• What you will do: Would you write out all of the data exactly as it appears below?

• Record excerpts:
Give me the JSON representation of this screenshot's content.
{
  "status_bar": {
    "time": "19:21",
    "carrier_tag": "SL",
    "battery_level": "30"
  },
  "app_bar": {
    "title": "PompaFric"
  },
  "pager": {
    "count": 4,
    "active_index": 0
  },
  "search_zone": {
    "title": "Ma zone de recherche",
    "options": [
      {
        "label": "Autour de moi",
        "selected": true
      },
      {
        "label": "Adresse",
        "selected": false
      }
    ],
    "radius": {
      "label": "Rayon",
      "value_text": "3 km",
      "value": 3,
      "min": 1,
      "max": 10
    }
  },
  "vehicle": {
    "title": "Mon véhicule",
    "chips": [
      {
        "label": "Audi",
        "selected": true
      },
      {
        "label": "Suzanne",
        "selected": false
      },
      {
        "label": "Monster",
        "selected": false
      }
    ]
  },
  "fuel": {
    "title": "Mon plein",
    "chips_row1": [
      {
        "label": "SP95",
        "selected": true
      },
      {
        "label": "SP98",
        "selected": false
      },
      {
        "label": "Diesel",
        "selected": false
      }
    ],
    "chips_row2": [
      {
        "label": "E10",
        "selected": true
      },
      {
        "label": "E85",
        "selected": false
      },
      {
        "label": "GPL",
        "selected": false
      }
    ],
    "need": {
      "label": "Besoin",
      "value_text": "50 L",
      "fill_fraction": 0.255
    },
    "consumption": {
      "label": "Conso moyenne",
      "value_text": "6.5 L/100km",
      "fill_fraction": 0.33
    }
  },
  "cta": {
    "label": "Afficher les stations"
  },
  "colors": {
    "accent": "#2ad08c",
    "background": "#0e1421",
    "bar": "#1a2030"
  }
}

• Your solution:
Give me the JSON representation of this screenshot's content.
{
  "status_bar": {
    "time": "19:21",
    "carrier_tag": "SL",
    "battery_level": "30"
  },
  "app_bar": {
    "title": "PompaFric"
  },
  "pager": {
    "count": 4,
    "active_index": 0
  },
  "search_zone": {
    "title": "Ma zone de recherche",
    "options": [
      {
        "label": "Autour de moi",
        "selected": true
      },
      {
        "label": "Adresse",
        "selected": false
      }
    ],
    "radius": {
      "label": "Rayon",
      "value_text": "3 km",
      "value": 3,
      "min": 1,
      "max": 10
    }
  },
  "vehicle": {
    "title": "Mon véhicule",
    "chips": [
      {
        "label": "Audi",
        "selected": true
      },
      {
        "label": "Suzanne",
        "selected": false
      },
      {
        "label": "Monster",
        "selected": false
      }
    ]
  },
  "fuel": {
    "title": "Mon plein",
    "chips_row1": [
      {
        "label": "SP95",
        "selected": true
      },
      {
        "label": "SP98",
        "selected": false
      },
      {
        "label": "Diesel",
        "selected": false
      }
    ],
    "chips_row2": [
      {
        "label": "E10",
        "selected": true
      },
      {
        "label": "E85",
        "selected": false
      },
      {
        "label": "GPL",
        "selected": false
      }
    ],
    "need": {
      "label": "Besoin",
      "value_text": "50 L",
      "fill_fraction": 0.255
    },
    "consumption": {
      "label": "Conso moyenne",
      "value_text": "6.5 L/100km",
      "fill_fraction": 0.33
    }
  },
  "cta": {
    "label": "Afficher les stations"
  },
  "colors": {
    "accent": "#2ad08c",
    "background": "#0e1421",
    "bar": "#1a2030"
  }
}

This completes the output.